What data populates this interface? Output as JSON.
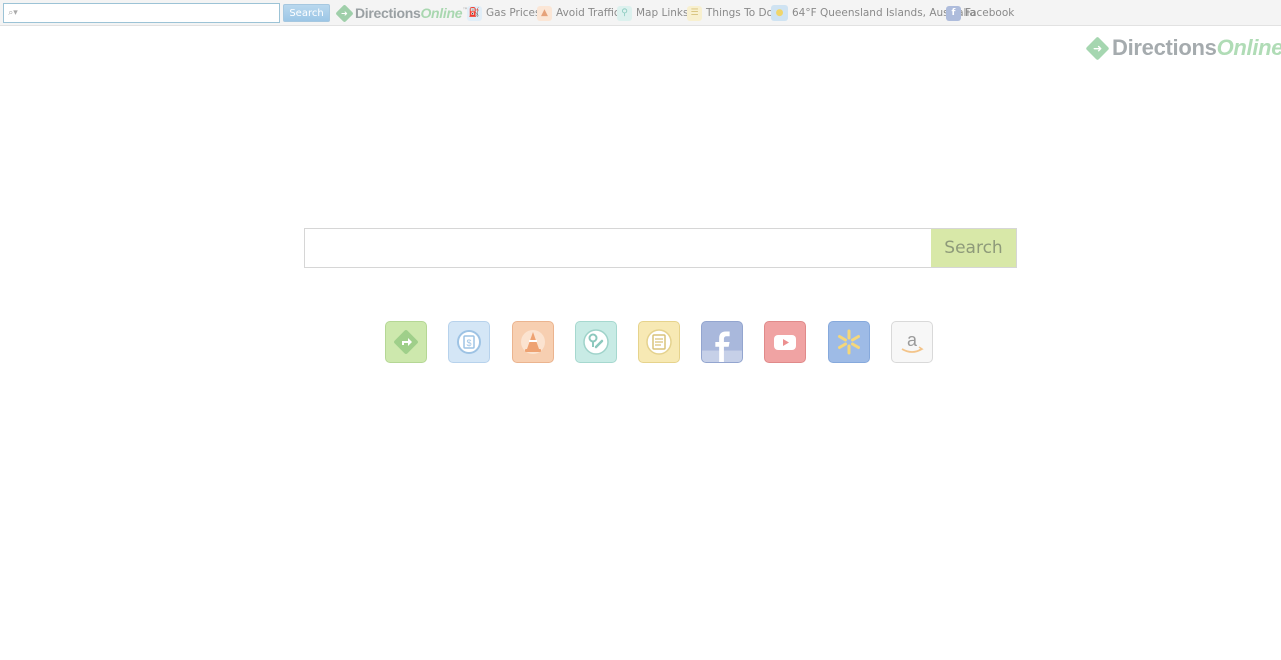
{
  "toolbar": {
    "search_button_label": "Search",
    "search_placeholder": "",
    "search_prefix": "⌕▾",
    "logo_part_a": "Directions",
    "logo_part_b": "Online",
    "logo_tm": "™",
    "items": [
      {
        "label": "Gas Prices",
        "icon": "gas-icon"
      },
      {
        "label": "Avoid Traffic",
        "icon": "traffic-cone-icon"
      },
      {
        "label": "Map Links",
        "icon": "map-pin-icon"
      },
      {
        "label": "Things To Do",
        "icon": "list-icon"
      },
      {
        "label": "64°F Queensland Islands, Australia",
        "icon": "weather-sun-icon"
      },
      {
        "label": "Facebook",
        "icon": "facebook-icon"
      }
    ]
  },
  "main_logo": {
    "part_a": "Directions",
    "part_b": "Online",
    "tm": "™"
  },
  "main_search": {
    "button_label": "Search",
    "placeholder": ""
  },
  "shortcuts": [
    {
      "name": "directions",
      "icon": "directions-icon",
      "color": "#c8e6a6"
    },
    {
      "name": "gas-prices",
      "icon": "gas-price-icon",
      "color": "#cfe2f4"
    },
    {
      "name": "traffic",
      "icon": "traffic-cone-icon",
      "color": "#f6c9a8"
    },
    {
      "name": "map-links",
      "icon": "map-pin-icon",
      "color": "#bfe6e0"
    },
    {
      "name": "things-to-do",
      "icon": "list-icon",
      "color": "#f5e5a8"
    },
    {
      "name": "facebook",
      "icon": "facebook-icon",
      "color": "#9fb0d6"
    },
    {
      "name": "youtube",
      "icon": "youtube-icon",
      "color": "#ef9d9d"
    },
    {
      "name": "walmart",
      "icon": "walmart-icon",
      "color": "#9ab8e4"
    },
    {
      "name": "amazon",
      "icon": "amazon-icon",
      "color": "#f4f4f4"
    }
  ]
}
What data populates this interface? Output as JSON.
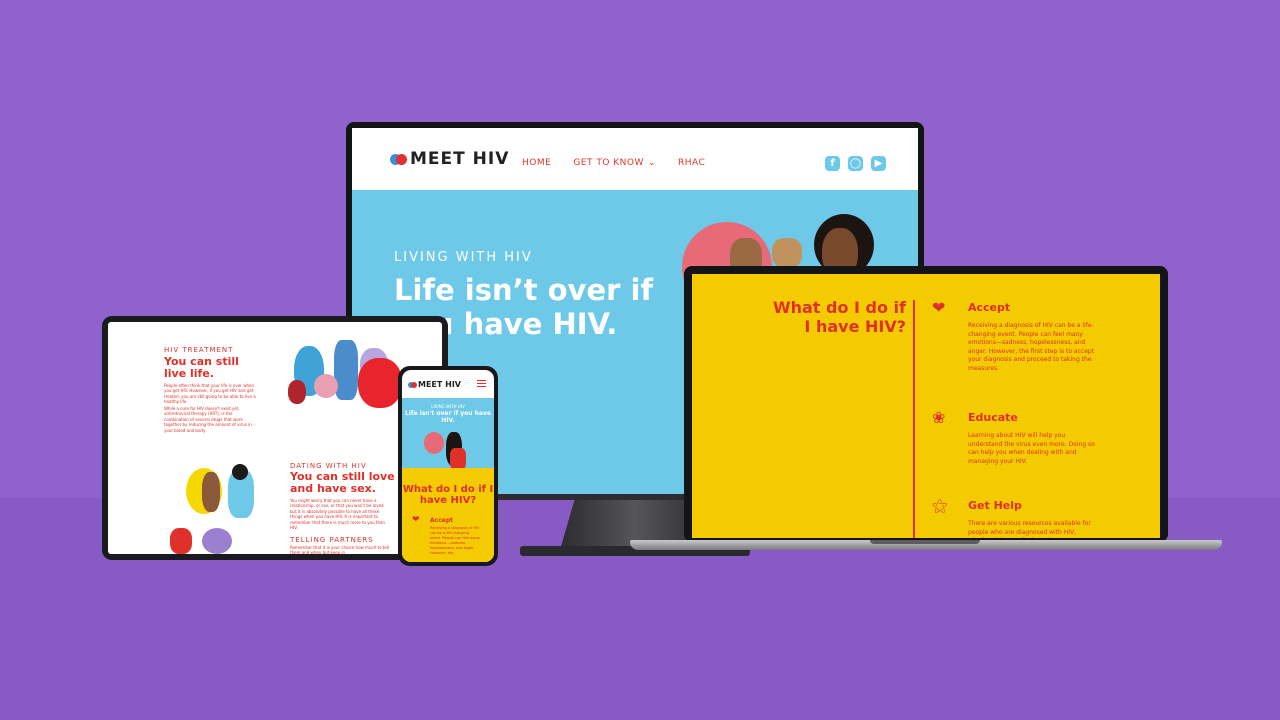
{
  "brand": {
    "logo_text": "MEET HIV",
    "colors": {
      "background": "#8f62cc",
      "sky": "#6ec9e8",
      "yellow": "#f3cb00",
      "red": "#e0302a"
    }
  },
  "monitor": {
    "nav": {
      "links": [
        {
          "label": "HOME"
        },
        {
          "label": "GET TO KNOW",
          "has_dropdown": true
        },
        {
          "label": "RHAC"
        }
      ],
      "social_icons": [
        "facebook-icon",
        "instagram-icon",
        "youtube-icon"
      ]
    },
    "hero": {
      "kicker": "LIVING WITH HIV",
      "title": "Life isn’t over if you have HIV."
    }
  },
  "laptop": {
    "title": "What do I do if I have HIV?",
    "items": [
      {
        "icon": "heart-icon",
        "heading": "Accept",
        "text": "Receiving a diagnosis of HIV can be a life-changing event. People can feel many emotions—sadness, hopelessness, and anger. However, the first step is to accept your diagnosis and proceed to taking the measures."
      },
      {
        "icon": "brain-icon",
        "heading": "Educate",
        "text": "Learning about HIV will help you understand the virus even more. Doing so can help you when dealing with and managing your HIV."
      },
      {
        "icon": "handshake-icon",
        "heading": "Get Help",
        "text": "There are various resources available for people who are diagnosed with HIV, whether it be medical services"
      }
    ]
  },
  "tablet": {
    "section1": {
      "kicker": "HIV TREATMENT",
      "heading": "You can still live life.",
      "p1": "People often think that your life is over when you get HIV. However, if you get HIV and get treated, you are still going to be able to live a healthy life.",
      "p2": "While a cure for HIV doesn't exist yet, antiretroviral therapy (ART), is the combination of several drugs that work together by reducing the amount of virus in your blood and body."
    },
    "section2": {
      "kicker": "DATING WITH HIV",
      "heading": "You can still love and have sex.",
      "p1": "You might worry that you can never have a relationship, or sex, or that you won't be loved but it is absolutely possible to have all these things when you have HIV. It is important to remember that there is much more to you than HIV."
    },
    "section3": {
      "kicker": "TELLING PARTNERS",
      "p1": "Remember that it is your choice how much to tell them and when but keep in"
    }
  },
  "phone": {
    "hero": {
      "kicker": "LIVING WITH HIV",
      "title": "Life isn't over if you have HIV."
    },
    "question": "What do I do if I have HIV?",
    "item": {
      "heading": "Accept",
      "text": "Receiving a diagnosis of HIV can be a life-changing event. People can feel many emotions —sadness, hopelessness, and anger. However, the"
    }
  }
}
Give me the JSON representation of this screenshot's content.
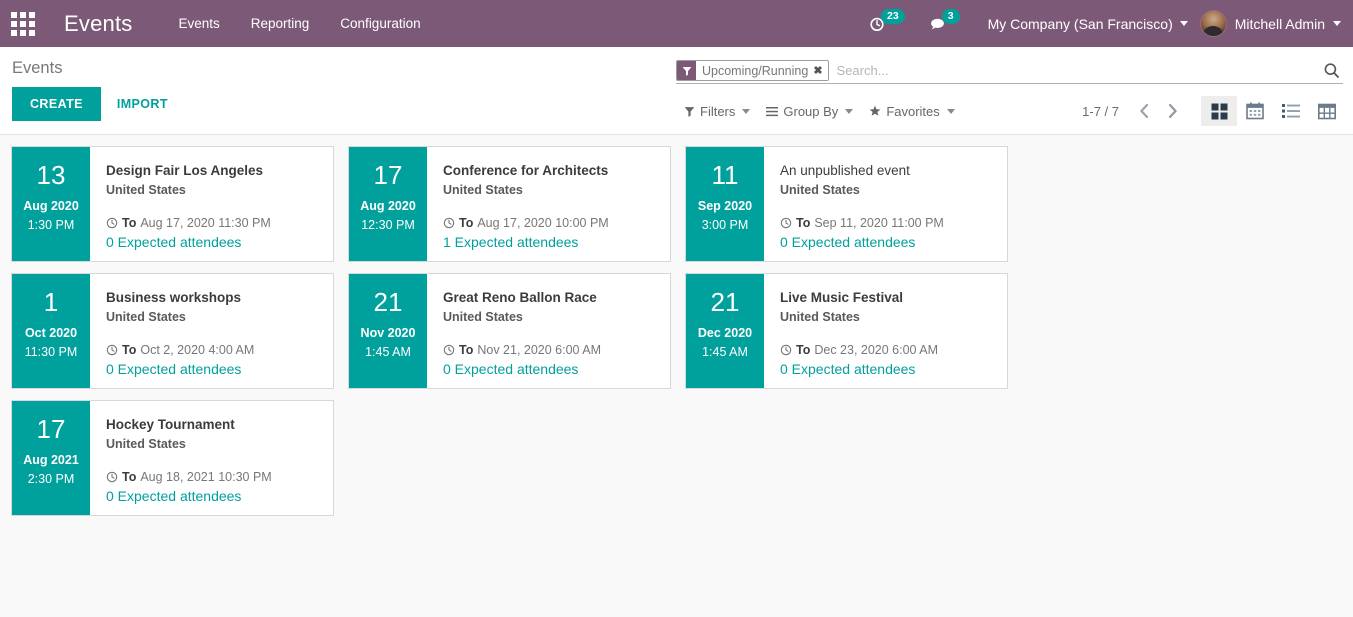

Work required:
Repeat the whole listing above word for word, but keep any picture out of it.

Reply:
What data populates this interface? Output as JSON.
{
  "toolbar": {
    "search_button_label": "Search",
    "search_placeholder": "",
    "search_prefix": "⌕▾",
    "logo_part_a": "Directions",
    "logo_part_b": "Online",
    "logo_tm": "™",
    "items": [
      {
        "label": "Gas Prices",
        "icon": "gas-icon"
      },
      {
        "label": "Avoid Traffic",
        "icon": "traffic-cone-icon"
      },
      {
        "label": "Map Links",
        "icon": "map-pin-icon"
      },
      {
        "label": "Things To Do",
        "icon": "list-icon"
      },
      {
        "label": "64°F Queensland Islands, Australia",
        "icon": "weather-sun-icon"
      },
      {
        "label": "Facebook",
        "icon": "facebook-icon"
      }
    ]
  },
  "main_logo": {
    "part_a": "Directions",
    "part_b": "Online",
    "tm": "™"
  },
  "main_search": {
    "button_label": "Search",
    "placeholder": ""
  },
  "shortcuts": [
    {
      "name": "directions",
      "icon": "directions-icon",
      "color": "#c8e6a6"
    },
    {
      "name": "gas-prices",
      "icon": "gas-price-icon",
      "color": "#cfe2f4"
    },
    {
      "name": "traffic",
      "icon": "traffic-cone-icon",
      "color": "#f6c9a8"
    },
    {
      "name": "map-links",
      "icon": "map-pin-icon",
      "color": "#bfe6e0"
    },
    {
      "name": "things-to-do",
      "icon": "list-icon",
      "color": "#f5e5a8"
    },
    {
      "name": "facebook",
      "icon": "facebook-icon",
      "color": "#9fb0d6"
    },
    {
      "name": "youtube",
      "icon": "youtube-icon",
      "color": "#ef9d9d"
    },
    {
      "name": "walmart",
      "icon": "walmart-icon",
      "color": "#9ab8e4"
    },
    {
      "name": "amazon",
      "icon": "amazon-icon",
      "color": "#f4f4f4"
    }
  ]
}
What data populates this interface? Output as JSON.
{
  "brand": {
    "logo_text": "MEET HIV",
    "colors": {
      "background": "#8f62cc",
      "sky": "#6ec9e8",
      "yellow": "#f3cb00",
      "red": "#e0302a"
    }
  },
  "monitor": {
    "nav": {
      "links": [
        {
          "label": "HOME"
        },
        {
          "label": "GET TO KNOW",
          "has_dropdown": true
        },
        {
          "label": "RHAC"
        }
      ],
      "social_icons": [
        "facebook-icon",
        "instagram-icon",
        "youtube-icon"
      ]
    },
    "hero": {
      "kicker": "LIVING WITH HIV",
      "title": "Life isn’t over if you have HIV."
    }
  },
  "laptop": {
    "title": "What do I do if I have HIV?",
    "items": [
      {
        "icon": "heart-icon",
        "heading": "Accept",
        "text": "Receiving a diagnosis of HIV can be a life-changing event. People can feel many emotions—sadness, hopelessness, and anger. However, the first step is to accept your diagnosis and proceed to taking the measures."
      },
      {
        "icon": "brain-icon",
        "heading": "Educate",
        "text": "Learning about HIV will help you understand the virus even more. Doing so can help you when dealing with and managing your HIV."
      },
      {
        "icon": "handshake-icon",
        "heading": "Get Help",
        "text": "There are various resources available for people who are diagnosed with HIV, whether it be medical services"
      }
    ]
  },
  "tablet": {
    "section1": {
      "kicker": "HIV TREATMENT",
      "heading": "You can still live life.",
      "p1": "People often think that your life is over when you get HIV. However, if you get HIV and get treated, you are still going to be able to live a healthy life.",
      "p2": "While a cure for HIV doesn't exist yet, antiretroviral therapy (ART), is the combination of several drugs that work together by reducing the amount of virus in your blood and body."
    },
    "section2": {
      "kicker": "DATING WITH HIV",
      "heading": "You can still love and have sex.",
      "p1": "You might worry that you can never have a relationship, or sex, or that you won't be loved but it is absolutely possible to have all these things when you have HIV. It is important to remember that there is much more to you than HIV."
    },
    "section3": {
      "kicker": "TELLING PARTNERS",
      "p1": "Remember that it is your choice how much to tell them and when but keep in"
    }
  },
  "phone": {
    "hero": {
      "kicker": "LIVING WITH HIV",
      "title": "Life isn't over if you have HIV."
    },
    "question": "What do I do if I have HIV?",
    "item": {
      "heading": "Accept",
      "text": "Receiving a diagnosis of HIV can be a life-changing event. People can feel many emotions —sadness, hopelessness, and anger. However, the"
    }
  }
}
Give me the JSON representation of this screenshot's content.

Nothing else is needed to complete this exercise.